Third, there are three men currently serving as a special counsel. Two of the three—Robert Hur and David Weiss—were originally appointed as U.S. attorneys by former President Donald Trump. Both have since been appointed as special counsels by Garland: one to investigate President Joe Biden’s mishandling of classified information and one to investigate the president’s son, Hunter Biden, generally.
But isn’t that a problem, too?
Appointing Republicans to investigate Democrats, or Democrats to investigate Republicans, is troubling. Here, the appointment of two Republicans to investigate two Democrats is quintessentially a political decision, even if made for salutary reasons. I would feel the same way if the labels were reversed.
I have no quarrel with any of the current special counsels, and no question about their integrity or professionalism. Similarly, I had no question about the integrity or professionalism of former Special Counsel Robert Mueller. I may not agree—nor do I expect to agree—with every decision they make. They have hard jobs, make difficult calls based on imperfect information, and will get some things right and some things wrong. That is the human condition.
Further, all three current special counsels are shepherding work that needs to be done. But as important investigations continue to shift away from traditional Justice Department channels, it feeds a (growing) perception that the Justice Department cannot be trusted with this work. That is an unfortunate and corrosive trend. Career prosecutors and agents handle incredibly sensitive cases every day in every corner of the country, well and professionally.
There have been other extraordinary events in major league baseball. The longest hitting streak for instance—56 consecutive games—also occurred in 1941. Things that happen every eight decades seem more extraordinary than things that happen three times in 10 months.
Attorneys general should pause before appointing another special counsel and think carefully about what truly constitutes an extraordinary circumstance. They should keep in mind that the march to special counsels can be corrosive to the Justice Department.
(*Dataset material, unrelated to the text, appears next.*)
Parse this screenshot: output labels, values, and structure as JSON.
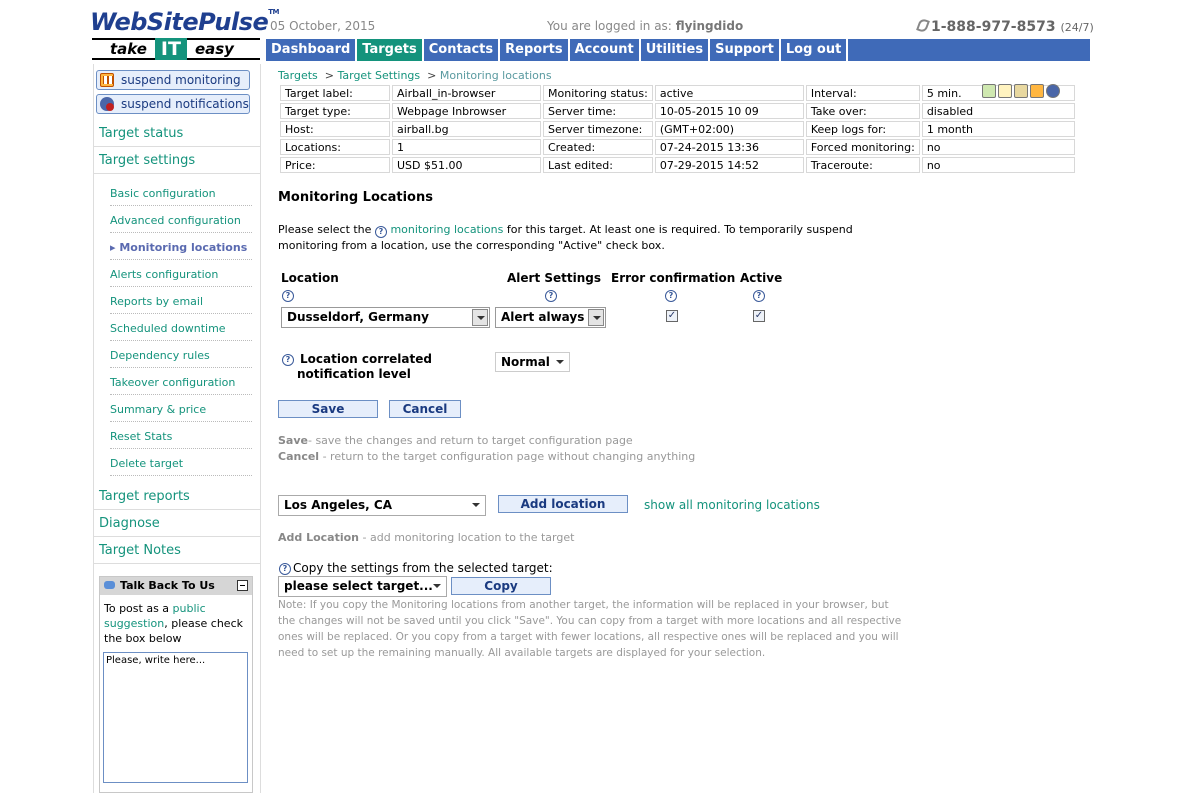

And they should eschew political decisions that are made, ostensibly and ironically, to avoid politics.
Perhaps a special counsel will come along as often as a Ted Williams or a Joe DiMaggio comes along, and perhaps that will be sufficient.